- Work instruction -
Search the material for the word "icon" and copy every line in which it occurs.
- - - - - - -
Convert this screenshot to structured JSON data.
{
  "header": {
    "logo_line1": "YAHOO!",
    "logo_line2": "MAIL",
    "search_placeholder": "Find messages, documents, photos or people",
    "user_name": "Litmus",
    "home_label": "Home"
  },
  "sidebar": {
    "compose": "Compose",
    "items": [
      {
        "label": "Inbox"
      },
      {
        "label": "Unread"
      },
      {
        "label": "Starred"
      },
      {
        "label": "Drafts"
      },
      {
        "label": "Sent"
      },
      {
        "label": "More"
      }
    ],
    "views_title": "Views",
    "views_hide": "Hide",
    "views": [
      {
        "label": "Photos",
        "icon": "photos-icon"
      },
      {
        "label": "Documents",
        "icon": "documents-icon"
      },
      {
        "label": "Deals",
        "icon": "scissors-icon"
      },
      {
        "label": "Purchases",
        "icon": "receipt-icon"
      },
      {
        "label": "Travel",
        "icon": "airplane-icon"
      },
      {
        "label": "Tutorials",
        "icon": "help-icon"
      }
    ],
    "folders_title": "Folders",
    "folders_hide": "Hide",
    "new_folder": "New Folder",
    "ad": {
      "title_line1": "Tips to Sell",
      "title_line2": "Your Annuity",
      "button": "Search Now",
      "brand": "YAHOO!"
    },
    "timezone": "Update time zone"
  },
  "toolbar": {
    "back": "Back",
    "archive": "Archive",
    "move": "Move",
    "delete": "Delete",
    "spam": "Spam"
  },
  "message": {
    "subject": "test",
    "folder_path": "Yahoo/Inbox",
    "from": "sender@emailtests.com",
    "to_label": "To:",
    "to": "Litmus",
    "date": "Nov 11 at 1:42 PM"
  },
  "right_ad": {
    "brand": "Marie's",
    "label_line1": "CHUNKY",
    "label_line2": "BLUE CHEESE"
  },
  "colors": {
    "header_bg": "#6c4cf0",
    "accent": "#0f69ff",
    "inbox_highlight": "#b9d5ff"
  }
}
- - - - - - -
- Solved exercise -
        "icon": "photos-icon"
        "icon": "documents-icon"
        "icon": "scissors-icon"
        "icon": "receipt-icon"
        "icon": "airplane-icon"
        "icon": "help-icon"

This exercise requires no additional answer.